The worst possible residential plumbing emergency is the flooding of a septic system. It causes a mess that could cost you plenty of money and time in repairs and renovations. If your home or the surrounding area around your septic system experiences flooding, it may result in the waterlogging of your entire system.
Whether this occurs due to the development of leaks in the lids, saturated drain fields, or rising groundwater entering the inlet or outlet, flooded septic systems are every homeowner's worst nightmare. You need to prepare for this eventuality as a septic tank owner because almost all of you experience it at some stage.
The extent of the flooding depends on the system's elevation in relation to the lowest drains or toilets. The flooded system may result in sewage backing up into the bathrooms and invading your home. In this worst-case scenario, you're going to be spending plenty of renovations to get the smell and bacteria out of your home.
If your septic system backs upon you, make sure you have a plumbers number handy to call for immediate help. Most plumbing services will run a 24-hour emergency service that deals with these situations in your time of need.
What Is the Risk to the Septic System with a Flood?
During flooding scenarios, most septic tank systems don't experience any damage to the components. Most of the tanks are subterranean installations, and leaks that allow floodwaters to enter the system may result in debris and silt entering the system, damaging other components.
Inundated septic tanks experience leaking through various openings, such as maintenance hole covers, the outlet, and inlet pipes, or even the tank covers. These leaks can cause clogs in the drain field if soil and silt enter the system
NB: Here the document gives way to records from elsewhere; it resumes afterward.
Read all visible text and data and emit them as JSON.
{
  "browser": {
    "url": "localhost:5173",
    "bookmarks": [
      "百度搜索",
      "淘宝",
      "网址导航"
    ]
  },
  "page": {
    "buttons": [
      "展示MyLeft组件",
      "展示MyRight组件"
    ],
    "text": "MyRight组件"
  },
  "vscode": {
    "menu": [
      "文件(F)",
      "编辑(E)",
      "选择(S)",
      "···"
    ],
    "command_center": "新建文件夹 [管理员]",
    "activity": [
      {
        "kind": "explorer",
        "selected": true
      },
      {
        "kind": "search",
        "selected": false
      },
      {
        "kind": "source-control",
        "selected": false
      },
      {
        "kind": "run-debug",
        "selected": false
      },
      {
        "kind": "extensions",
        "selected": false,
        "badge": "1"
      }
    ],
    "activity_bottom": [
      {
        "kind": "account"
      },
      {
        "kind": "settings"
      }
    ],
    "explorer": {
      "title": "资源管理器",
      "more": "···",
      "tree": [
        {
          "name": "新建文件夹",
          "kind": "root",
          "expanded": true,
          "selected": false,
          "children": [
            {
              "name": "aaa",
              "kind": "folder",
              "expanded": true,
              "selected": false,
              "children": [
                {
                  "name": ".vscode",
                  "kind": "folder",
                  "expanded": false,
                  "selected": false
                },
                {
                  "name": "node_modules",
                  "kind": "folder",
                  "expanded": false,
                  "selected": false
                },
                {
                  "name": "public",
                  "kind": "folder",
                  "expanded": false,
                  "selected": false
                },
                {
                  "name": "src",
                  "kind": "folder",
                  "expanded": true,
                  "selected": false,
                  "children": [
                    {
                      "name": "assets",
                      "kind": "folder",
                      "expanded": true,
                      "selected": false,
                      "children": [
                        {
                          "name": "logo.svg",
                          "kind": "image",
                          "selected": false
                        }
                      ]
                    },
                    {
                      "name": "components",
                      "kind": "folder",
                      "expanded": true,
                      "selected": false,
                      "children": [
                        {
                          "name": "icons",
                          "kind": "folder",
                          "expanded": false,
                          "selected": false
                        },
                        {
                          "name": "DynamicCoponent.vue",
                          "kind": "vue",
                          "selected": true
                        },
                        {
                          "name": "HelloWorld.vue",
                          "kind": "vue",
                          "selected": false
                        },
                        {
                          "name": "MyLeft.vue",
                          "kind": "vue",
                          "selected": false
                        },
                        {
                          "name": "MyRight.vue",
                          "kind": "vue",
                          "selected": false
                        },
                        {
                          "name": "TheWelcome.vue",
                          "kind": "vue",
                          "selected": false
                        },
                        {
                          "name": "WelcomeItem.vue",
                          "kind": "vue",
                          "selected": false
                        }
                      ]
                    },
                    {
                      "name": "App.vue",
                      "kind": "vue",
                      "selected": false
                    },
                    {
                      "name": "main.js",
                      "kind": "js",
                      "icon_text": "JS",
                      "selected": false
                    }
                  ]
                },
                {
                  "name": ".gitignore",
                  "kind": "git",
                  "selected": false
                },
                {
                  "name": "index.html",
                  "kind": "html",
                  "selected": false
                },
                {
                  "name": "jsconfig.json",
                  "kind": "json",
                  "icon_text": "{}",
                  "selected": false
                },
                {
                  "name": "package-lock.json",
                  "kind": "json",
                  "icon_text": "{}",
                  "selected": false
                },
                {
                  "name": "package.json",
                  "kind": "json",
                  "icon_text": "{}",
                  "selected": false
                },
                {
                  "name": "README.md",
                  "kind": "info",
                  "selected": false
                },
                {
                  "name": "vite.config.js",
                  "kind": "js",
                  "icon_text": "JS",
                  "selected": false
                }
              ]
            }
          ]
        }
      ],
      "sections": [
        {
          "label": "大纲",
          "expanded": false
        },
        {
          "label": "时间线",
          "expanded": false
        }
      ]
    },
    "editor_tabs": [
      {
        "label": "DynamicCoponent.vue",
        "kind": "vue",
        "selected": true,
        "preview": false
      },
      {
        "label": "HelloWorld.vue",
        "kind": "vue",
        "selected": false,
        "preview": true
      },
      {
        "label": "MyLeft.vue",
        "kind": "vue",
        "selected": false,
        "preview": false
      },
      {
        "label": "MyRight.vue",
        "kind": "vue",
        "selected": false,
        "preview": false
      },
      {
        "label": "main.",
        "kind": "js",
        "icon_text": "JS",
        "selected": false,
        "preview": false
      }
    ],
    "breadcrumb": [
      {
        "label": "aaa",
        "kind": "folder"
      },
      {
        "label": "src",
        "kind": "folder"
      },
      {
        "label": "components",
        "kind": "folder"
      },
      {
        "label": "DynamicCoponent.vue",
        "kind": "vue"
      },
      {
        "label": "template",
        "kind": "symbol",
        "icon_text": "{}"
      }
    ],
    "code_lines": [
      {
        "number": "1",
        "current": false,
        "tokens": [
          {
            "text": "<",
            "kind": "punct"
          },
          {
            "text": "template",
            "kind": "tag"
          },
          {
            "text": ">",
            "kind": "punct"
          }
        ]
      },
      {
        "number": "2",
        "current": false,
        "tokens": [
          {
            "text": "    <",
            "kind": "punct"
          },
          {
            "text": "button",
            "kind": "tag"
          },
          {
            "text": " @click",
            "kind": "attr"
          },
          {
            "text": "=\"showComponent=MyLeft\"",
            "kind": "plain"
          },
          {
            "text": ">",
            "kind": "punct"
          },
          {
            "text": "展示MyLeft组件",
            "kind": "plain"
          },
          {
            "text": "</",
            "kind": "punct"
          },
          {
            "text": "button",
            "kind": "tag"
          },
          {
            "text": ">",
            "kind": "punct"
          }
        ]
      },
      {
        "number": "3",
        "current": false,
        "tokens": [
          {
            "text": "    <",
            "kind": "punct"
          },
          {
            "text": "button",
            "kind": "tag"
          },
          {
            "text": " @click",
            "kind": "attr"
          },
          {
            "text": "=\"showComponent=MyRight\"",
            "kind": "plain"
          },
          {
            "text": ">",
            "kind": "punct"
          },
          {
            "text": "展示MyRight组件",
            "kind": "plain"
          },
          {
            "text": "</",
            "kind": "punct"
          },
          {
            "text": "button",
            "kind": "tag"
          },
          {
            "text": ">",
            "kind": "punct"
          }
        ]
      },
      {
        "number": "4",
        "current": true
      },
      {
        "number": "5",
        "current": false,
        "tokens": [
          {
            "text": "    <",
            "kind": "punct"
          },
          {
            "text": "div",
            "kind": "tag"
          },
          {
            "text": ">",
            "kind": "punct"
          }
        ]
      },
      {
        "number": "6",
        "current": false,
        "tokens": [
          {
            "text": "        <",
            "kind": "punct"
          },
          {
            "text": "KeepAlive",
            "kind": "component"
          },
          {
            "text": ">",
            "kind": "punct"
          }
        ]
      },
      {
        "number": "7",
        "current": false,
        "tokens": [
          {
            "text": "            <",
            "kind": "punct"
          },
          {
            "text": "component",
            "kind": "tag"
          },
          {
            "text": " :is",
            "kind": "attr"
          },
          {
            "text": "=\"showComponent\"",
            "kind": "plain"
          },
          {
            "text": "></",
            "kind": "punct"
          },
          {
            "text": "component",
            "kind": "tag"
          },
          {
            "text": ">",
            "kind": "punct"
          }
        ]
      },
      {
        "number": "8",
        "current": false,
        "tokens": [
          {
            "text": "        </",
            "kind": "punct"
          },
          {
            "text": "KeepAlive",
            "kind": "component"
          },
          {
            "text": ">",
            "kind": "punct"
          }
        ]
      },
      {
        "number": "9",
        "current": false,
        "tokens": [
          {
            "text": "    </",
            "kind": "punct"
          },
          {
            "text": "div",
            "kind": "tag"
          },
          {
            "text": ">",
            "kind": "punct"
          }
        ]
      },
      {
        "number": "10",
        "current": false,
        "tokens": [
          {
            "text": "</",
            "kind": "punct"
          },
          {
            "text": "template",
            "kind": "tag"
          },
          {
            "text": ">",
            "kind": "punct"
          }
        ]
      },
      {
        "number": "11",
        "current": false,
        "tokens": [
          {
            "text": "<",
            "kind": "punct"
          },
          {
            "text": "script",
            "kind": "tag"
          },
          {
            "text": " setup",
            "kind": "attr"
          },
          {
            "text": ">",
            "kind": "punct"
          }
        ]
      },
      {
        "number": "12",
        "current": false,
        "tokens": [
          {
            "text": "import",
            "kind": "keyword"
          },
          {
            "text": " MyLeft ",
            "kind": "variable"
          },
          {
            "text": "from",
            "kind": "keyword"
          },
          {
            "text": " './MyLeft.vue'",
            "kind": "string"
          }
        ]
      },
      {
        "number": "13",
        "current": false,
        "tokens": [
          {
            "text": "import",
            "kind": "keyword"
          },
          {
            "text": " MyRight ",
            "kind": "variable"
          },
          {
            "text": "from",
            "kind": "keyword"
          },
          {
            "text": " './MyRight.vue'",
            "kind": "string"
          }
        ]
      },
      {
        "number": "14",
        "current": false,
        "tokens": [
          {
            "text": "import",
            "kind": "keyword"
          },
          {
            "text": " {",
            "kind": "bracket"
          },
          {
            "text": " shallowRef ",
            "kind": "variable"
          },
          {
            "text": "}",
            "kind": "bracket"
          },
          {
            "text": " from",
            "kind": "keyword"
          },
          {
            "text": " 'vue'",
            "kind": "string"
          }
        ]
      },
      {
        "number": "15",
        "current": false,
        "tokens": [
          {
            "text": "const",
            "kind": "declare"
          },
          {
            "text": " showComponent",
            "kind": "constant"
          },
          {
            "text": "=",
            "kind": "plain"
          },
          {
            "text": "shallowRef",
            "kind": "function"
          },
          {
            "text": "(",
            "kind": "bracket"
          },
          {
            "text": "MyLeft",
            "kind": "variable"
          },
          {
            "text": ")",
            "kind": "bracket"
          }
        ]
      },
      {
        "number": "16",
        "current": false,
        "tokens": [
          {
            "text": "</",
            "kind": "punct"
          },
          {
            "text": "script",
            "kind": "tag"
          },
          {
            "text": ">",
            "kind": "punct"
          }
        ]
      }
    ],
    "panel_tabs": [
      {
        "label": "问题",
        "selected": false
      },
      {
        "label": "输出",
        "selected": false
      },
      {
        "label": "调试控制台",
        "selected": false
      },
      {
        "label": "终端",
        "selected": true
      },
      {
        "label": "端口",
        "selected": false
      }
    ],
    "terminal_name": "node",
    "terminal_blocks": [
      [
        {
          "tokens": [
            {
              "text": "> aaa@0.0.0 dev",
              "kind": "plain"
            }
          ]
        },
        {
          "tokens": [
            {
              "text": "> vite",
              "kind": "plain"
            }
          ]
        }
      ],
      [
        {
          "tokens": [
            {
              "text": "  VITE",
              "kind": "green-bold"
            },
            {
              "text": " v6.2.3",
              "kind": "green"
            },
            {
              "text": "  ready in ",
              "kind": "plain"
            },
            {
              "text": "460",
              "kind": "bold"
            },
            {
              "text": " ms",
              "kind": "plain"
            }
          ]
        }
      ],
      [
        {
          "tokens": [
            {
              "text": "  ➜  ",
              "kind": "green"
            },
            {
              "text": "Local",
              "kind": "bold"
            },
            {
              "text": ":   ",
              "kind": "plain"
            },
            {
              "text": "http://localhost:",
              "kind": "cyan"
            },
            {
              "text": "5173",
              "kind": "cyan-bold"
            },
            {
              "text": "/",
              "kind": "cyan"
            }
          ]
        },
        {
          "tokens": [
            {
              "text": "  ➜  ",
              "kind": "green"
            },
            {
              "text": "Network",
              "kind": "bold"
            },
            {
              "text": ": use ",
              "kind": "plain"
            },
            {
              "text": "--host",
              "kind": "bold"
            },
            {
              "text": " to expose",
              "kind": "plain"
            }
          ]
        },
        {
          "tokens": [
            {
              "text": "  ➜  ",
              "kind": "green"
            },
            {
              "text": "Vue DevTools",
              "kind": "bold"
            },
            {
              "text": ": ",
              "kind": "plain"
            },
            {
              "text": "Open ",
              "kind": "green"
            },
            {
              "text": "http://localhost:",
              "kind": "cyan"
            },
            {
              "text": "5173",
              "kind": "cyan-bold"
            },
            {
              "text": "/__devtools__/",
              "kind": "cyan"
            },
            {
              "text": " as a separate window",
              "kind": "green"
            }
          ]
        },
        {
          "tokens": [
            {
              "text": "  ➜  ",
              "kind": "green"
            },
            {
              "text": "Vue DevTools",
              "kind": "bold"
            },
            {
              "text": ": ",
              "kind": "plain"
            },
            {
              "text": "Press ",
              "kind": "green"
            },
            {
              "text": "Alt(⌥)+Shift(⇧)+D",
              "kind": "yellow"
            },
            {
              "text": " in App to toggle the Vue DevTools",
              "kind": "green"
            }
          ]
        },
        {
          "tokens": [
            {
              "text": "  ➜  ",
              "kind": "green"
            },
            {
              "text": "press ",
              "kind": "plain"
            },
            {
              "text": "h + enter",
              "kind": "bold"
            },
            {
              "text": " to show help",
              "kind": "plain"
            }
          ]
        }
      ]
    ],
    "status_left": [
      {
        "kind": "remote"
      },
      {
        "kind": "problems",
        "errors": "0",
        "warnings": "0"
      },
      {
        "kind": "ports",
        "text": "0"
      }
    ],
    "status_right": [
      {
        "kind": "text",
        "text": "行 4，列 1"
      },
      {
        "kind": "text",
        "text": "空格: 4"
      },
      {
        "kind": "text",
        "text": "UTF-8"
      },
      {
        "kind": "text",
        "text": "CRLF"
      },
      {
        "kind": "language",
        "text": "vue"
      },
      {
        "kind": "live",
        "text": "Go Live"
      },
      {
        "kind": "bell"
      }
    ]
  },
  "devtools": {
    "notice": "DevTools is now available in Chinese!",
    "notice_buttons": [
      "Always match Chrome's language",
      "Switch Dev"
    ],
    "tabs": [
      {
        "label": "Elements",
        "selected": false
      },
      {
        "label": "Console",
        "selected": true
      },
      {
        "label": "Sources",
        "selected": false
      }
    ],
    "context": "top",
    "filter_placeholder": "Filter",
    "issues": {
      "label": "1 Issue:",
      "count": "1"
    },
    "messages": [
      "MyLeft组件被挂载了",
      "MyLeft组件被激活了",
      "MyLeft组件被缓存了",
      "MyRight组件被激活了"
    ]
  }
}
Influxes of water to the septic system results in the rising of the layers of floating solids, causing blockages in the pipes. Water from flooded drain fields may, therefore, flow backward into your septic tank.
All these issues combined can cause slow-running drains and prevent your toilets from flushing correctly. In more severe circumstances, it may cause the backing up of sewage into your home.
What Do You Do If the Septic System Floods?
When flooding conditions occur, you need to stop your home's water consumption immediately. That means turning off the water at the mains as soon as possible. Look for the mains near the house's front walls on homes with basements and outside the boundary walls for homes built on concrete slab foundations.
Flooded systems might not allow you to run sinks or flush your toilets until the floodwaters recede. If the flooding is severe, you might have to consider evacuating your home until the floodwaters subside.
Even if your home submerges during a flood, make sure you conserve your water usage as much as possible.
Things not to Do in a Flood
- Don't pump out the septic tank while the groundwater conditions are still high.
- Some old tanks might collapse, and recent installations might float to the surface.
- Don't compact soil over the drain field by driving heavy machinery over it.
- Don't try to disconnect anything – call a professional for help.
Things to Do in a Flood
- Continue to conserve your water usage, even as the floodwaters recede.
- In flooded conditions, the tanks will be under extreme stress. This situation goes even if they are subterranean installations. Therefore, you won't get the same functionality out of the tanks.
- Limit the flushing of toilets and the use of sinks. Stop showering and bathing for a few days if possible, to help the system dry out.
- Stop doing laundry and running the dishwasher for a few days.
- Make sure you check all the electrical connections to your home.
- Clean any affected areas of your home using antibacterial products, or book a professional cleaning service.
- Have a professional inspect your plumbing and electricity before getting back to using the amenities of your home.
Let the Professionals Do the Work
If you're involved in flooding, make sure you contact your local plumber immediately. A professional service will know how to handle the emergency, ensuring that the septic system does as little damage to your home as possible.
A professional service gives you everything you need to claim from your insurance company. You'll get a scope of work and an itemized invoice to show the insurance company on your claim. Always ensure that you're dealing with a reputable plumber. Check to see they have the correct insurance and licenses to operate in your area.